Fear appeals or ‘shock tactics’ have been a staple of social marketing programmes since before the discipline existed. Despite a wealth of research casting doubt on its effectiveness, the approach continues to prove popular amongst commissioners and practitioners.

Over just the last two months the Considered_ has been called upon to contributed to a number of radio shows discussing this very issue, in relation to the UK government’s recent binge drinking campaign and the decision to incorporate graphic images onto cigarette packets.

The appeal of the shock tactics approach is understandable for a number of reasons:

  • The initial impact of the ads is undeniable, and the emotional response it creates feels rich in motivational potential.
  • Given that we are dealing with extremely serious issues and deeply ingrained behaviours, there is an apparent logic in ‘waking/shaking people up’ – bringing them face-to-face with the consequences of their behaviour – giving them a reality check – bringing on an epiphany – switching on a light.
  • This convincing common sense logic gives the approach a strong populist appeal, especially when dealing with highly emotive issues such as drink driving and substance misuse. It gives the public (and the people to whom commissioners are accountable) a strong sense that “something is being done” – that the establishment is taking this issue seriously and standing up for the ‘victim’.
  • And, let’s face it, everyone in the industry knows that it’s good PR. Ad executions that are challenging in this way get column inches which further boost the reach of the campaign.

However, when we scratch the surface of this common sense logic we soon start to realise that all that glitters is not gold. There’s a rapidly growing canon surrounding this issue which I intend to post on more comprehensively elsewhere. However, two presentations I attended at the recent World Social Marketing Conference in Brighton raised some fascinating insights as a starting point.

Geoff McLean from the University of Wollongong presented the findings of Jennifer Algie, Sandra Jones and John Rossiter on the use of fear appeals in Australian road safety campaigns. Their research departed from previous studies in its comparison of the relative effectiveness of fear patterns and fear levels in terms of advertising ‘wear-out’. I.e. does the impact of advertisements that oscillate between emotions of fear and relief recede more quickly than those that simply focus on fear levels alone?

In broad strokes, the findings showed that in both situations both emotional and attentional wear -out occurred immediately, but that the executions with fear-relief patterns were more effective in reducing (simulated) speeding behaviour. Read the full paper here.

The concept of wear-out is both interesting and important in talking about the effectiveness of fear appeals. How quickly the impact of the ad diminishes in terms of its ability to attract/maintain attention (over multiple showings or executions), invoke an emotional response and actually have an effect on behaviour.

Geoff also talked briefly about the danger of ‘defence’ reactions. If the recipient is heavily involved with the undesirable behaviour (eg someone who really enjoys smoking) fear appeals can have a counterproductive effect. Pyschological defense mechanisms are activated and the recipient ‘digs their heels in’ even further. [See Brehm (1966) on Reactance Theory for more on this fear appeal caveat].
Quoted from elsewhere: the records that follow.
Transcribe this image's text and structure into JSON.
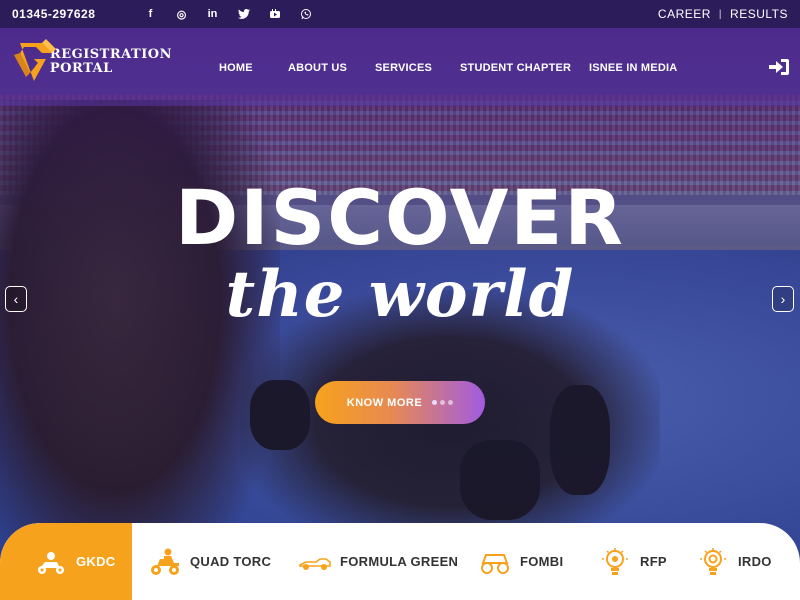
{
  "topbar": {
    "phone": "01345-297628",
    "socials": [
      {
        "icon": "facebook-icon",
        "glyph": "f"
      },
      {
        "icon": "instagram-icon",
        "glyph": "◎"
      },
      {
        "icon": "linkedin-icon",
        "glyph": "in"
      },
      {
        "icon": "twitter-icon",
        "glyph": "🐦"
      },
      {
        "icon": "youtube-icon",
        "glyph": "▶"
      },
      {
        "icon": "whatsapp-icon",
        "glyph": "✆"
      }
    ],
    "links": [
      "CAREER",
      "RESULTS"
    ],
    "separator": "|"
  },
  "header": {
    "logo": {
      "line1": "REGISTRATION",
      "line2": "PORTAL"
    },
    "nav": [
      "HOME",
      "ABOUT US",
      "SERVICES",
      "STUDENT CHAPTER",
      "ISNEE IN MEDIA"
    ],
    "login_icon": "sign-in-icon"
  },
  "hero": {
    "headline": "DISCOVER",
    "subline": "the world",
    "cta_label": "KNOW MORE",
    "prev_glyph": "‹",
    "next_glyph": "›"
  },
  "categories": [
    {
      "label": "GKDC",
      "icon": "go-kart-icon",
      "active": true
    },
    {
      "label": "QUAD TORC",
      "icon": "quad-bike-icon",
      "active": false
    },
    {
      "label": "FORMULA GREEN",
      "icon": "formula-car-icon",
      "active": false
    },
    {
      "label": "FOMBI",
      "icon": "buggy-icon",
      "active": false
    },
    {
      "label": "RFP",
      "icon": "lightbulb-icon",
      "active": false
    },
    {
      "label": "IRDO",
      "icon": "lightbulb-gear-icon",
      "active": false
    }
  ],
  "colors": {
    "topbar": "#2c1d5a",
    "accent_orange": "#f7a21c",
    "accent_purple": "#a15be0",
    "logo_orange": "#f7a21c"
  }
}
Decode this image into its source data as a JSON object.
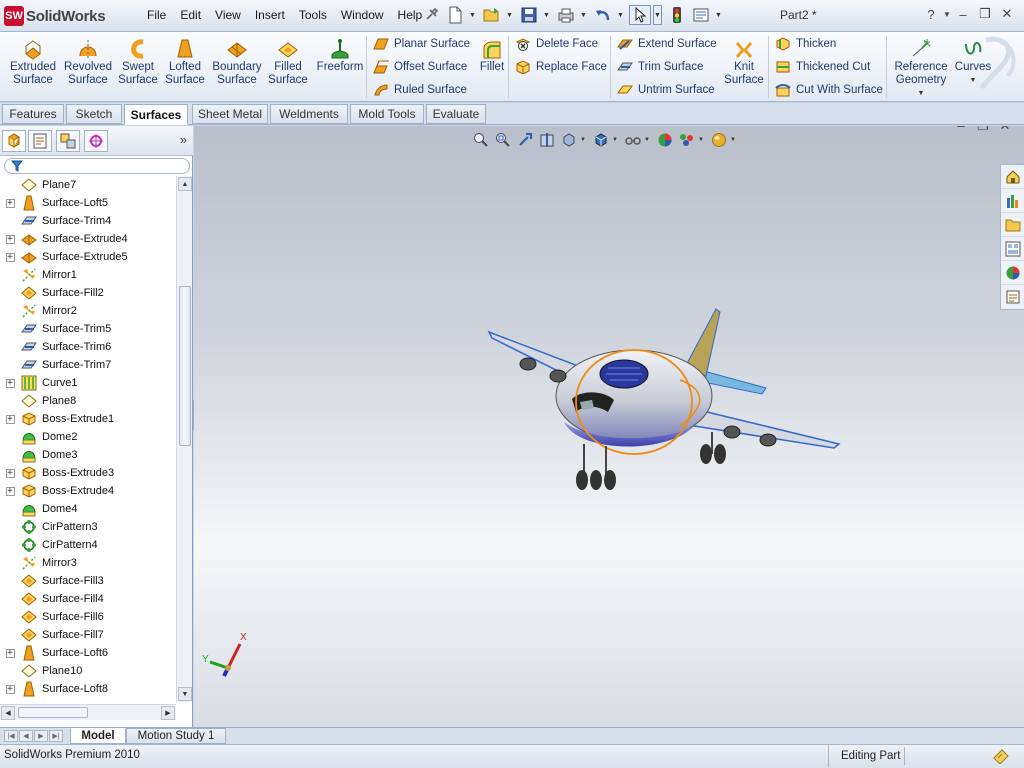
{
  "app": {
    "logo_mark": "SW",
    "brand": "SolidWorks",
    "document_title": "Part2 *"
  },
  "menu": [
    "File",
    "Edit",
    "View",
    "Insert",
    "Tools",
    "Window",
    "Help"
  ],
  "quick_access": {
    "icons": [
      "pin-icon",
      "new-document-icon",
      "open-folder-icon",
      "save-icon",
      "print-icon",
      "undo-icon",
      "select-arrow-icon",
      "rebuild-traffic-light-icon",
      "options-icon"
    ]
  },
  "window_controls": {
    "help": "?",
    "minimize": "–",
    "restore": "❐",
    "close": "✕"
  },
  "ribbon": {
    "big_buttons": [
      {
        "id": "extruded-surface",
        "label": "Extruded Surface",
        "icon": "extruded-surface-icon"
      },
      {
        "id": "revolved-surface",
        "label": "Revolved Surface",
        "icon": "revolved-surface-icon"
      },
      {
        "id": "swept-surface",
        "label": "Swept Surface",
        "icon": "swept-surface-icon"
      },
      {
        "id": "lofted-surface",
        "label": "Lofted Surface",
        "icon": "lofted-surface-icon"
      },
      {
        "id": "boundary-surface",
        "label": "Boundary Surface",
        "icon": "boundary-surface-icon"
      },
      {
        "id": "filled-surface",
        "label": "Filled Surface",
        "icon": "filled-surface-icon"
      },
      {
        "id": "freeform",
        "label": "Freeform",
        "icon": "freeform-icon"
      }
    ],
    "group_planar": [
      "Planar Surface",
      "Offset Surface",
      "Ruled Surface"
    ],
    "fillet": "Fillet",
    "group_face": [
      "Delete Face",
      "Replace Face"
    ],
    "group_extend": [
      "Extend Surface",
      "Trim Surface",
      "Untrim Surface"
    ],
    "knit_surface": "Knit Surface",
    "group_thicken": [
      "Thicken",
      "Thickened Cut",
      "Cut With Surface"
    ],
    "reference_geometry": "Reference Geometry",
    "curves": "Curves"
  },
  "command_tabs": [
    {
      "label": "Features",
      "active": false
    },
    {
      "label": "Sketch",
      "active": false
    },
    {
      "label": "Surfaces",
      "active": true
    },
    {
      "label": "Sheet Metal",
      "active": false
    },
    {
      "label": "Weldments",
      "active": false
    },
    {
      "label": "Mold Tools",
      "active": false
    },
    {
      "label": "Evaluate",
      "active": false
    }
  ],
  "feature_tree": [
    {
      "label": "Plane7",
      "type": "plane",
      "expandable": false
    },
    {
      "label": "Surface-Loft5",
      "type": "loft",
      "expandable": true
    },
    {
      "label": "Surface-Trim4",
      "type": "trim",
      "expandable": false
    },
    {
      "label": "Surface-Extrude4",
      "type": "extrude-surface",
      "expandable": true
    },
    {
      "label": "Surface-Extrude5",
      "type": "extrude-surface",
      "expandable": true
    },
    {
      "label": "Mirror1",
      "type": "mirror",
      "expandable": false
    },
    {
      "label": "Surface-Fill2",
      "type": "fill",
      "expandable": false
    },
    {
      "label": "Mirror2",
      "type": "mirror",
      "expandable": false
    },
    {
      "label": "Surface-Trim5",
      "type": "trim",
      "expandable": false
    },
    {
      "label": "Surface-Trim6",
      "type": "trim",
      "expandable": false
    },
    {
      "label": "Surface-Trim7",
      "type": "trim",
      "expandable": false
    },
    {
      "label": "Curve1",
      "type": "curve",
      "expandable": true
    },
    {
      "label": "Plane8",
      "type": "plane",
      "expandable": false
    },
    {
      "label": "Boss-Extrude1",
      "type": "boss",
      "expandable": true
    },
    {
      "label": "Dome2",
      "type": "dome",
      "expandable": false
    },
    {
      "label": "Dome3",
      "type": "dome",
      "expandable": false
    },
    {
      "label": "Boss-Extrude3",
      "type": "boss",
      "expandable": true
    },
    {
      "label": "Boss-Extrude4",
      "type": "boss",
      "expandable": true
    },
    {
      "label": "Dome4",
      "type": "dome",
      "expandable": false
    },
    {
      "label": "CirPattern3",
      "type": "pattern",
      "expandable": false
    },
    {
      "label": "CirPattern4",
      "type": "pattern",
      "expandable": false
    },
    {
      "label": "Mirror3",
      "type": "mirror",
      "expandable": false
    },
    {
      "label": "Surface-Fill3",
      "type": "fill",
      "expandable": false
    },
    {
      "label": "Surface-Fill4",
      "type": "fill",
      "expandable": false
    },
    {
      "label": "Surface-Fill6",
      "type": "fill",
      "expandable": false
    },
    {
      "label": "Surface-Fill7",
      "type": "fill",
      "expandable": false
    },
    {
      "label": "Surface-Loft6",
      "type": "loft",
      "expandable": true
    },
    {
      "label": "Plane10",
      "type": "plane",
      "expandable": false
    },
    {
      "label": "Surface-Loft8",
      "type": "loft",
      "expandable": true
    }
  ],
  "triad": {
    "x": "X",
    "y": "Y"
  },
  "bottom_tabs": [
    {
      "label": "Model",
      "active": true
    },
    {
      "label": "Motion Study 1",
      "active": false
    }
  ],
  "status": {
    "product": "SolidWorks Premium 2010",
    "mode": "Editing Part"
  },
  "colors": {
    "brand_red": "#c8102e",
    "ribbon_text": "#1e3a6e",
    "selection": "#316ac5",
    "icon_orange": "#f0a020"
  }
}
Dr. Gonzalo Díaz Meneses from the Universidad de Las Palmas de Gran Canaria delivered a delightful presentation arguing for a social marketing based on hope, rather than fear, summed up in the following quote:

This work proposes that greater effort be devoted to the heuristics of hope: it is not the fear of doomsday that should become the basis of the ecological ideology of the new millennium but rather the hope that the consumer can become more oriented to recycling.

Download the presentation here and read his abstract here.

His work focused on the motivations and barriers to recycyling behaviour and found that emotional appeals are more effective that cognitive (reinforcing our “information is not enough” mantra – rational decisions doesn’t entail behaviour change) and that appeals based on positive emotions are more effective that those based on negative.

Despite the refreshingly optimistic tone and content of the presentation, Dr Meneses raised a number of more general and more worrying problems with the fear-appeal approach.

  • Attempts to scare people into (not) doing something creates an emotional distance between the audience and the authority – it runs counter to attempts to build open relationships built on affinity and trust that can be carried over to future campaigns, campaigns in other areas and the public health agenda in general. 
  • There is a simple ethical issue about government-sponsored scare-tactics –  ie the state using fear to induce desired behaviour. Philosophically, this puts us on an uncomfortably slippery slope.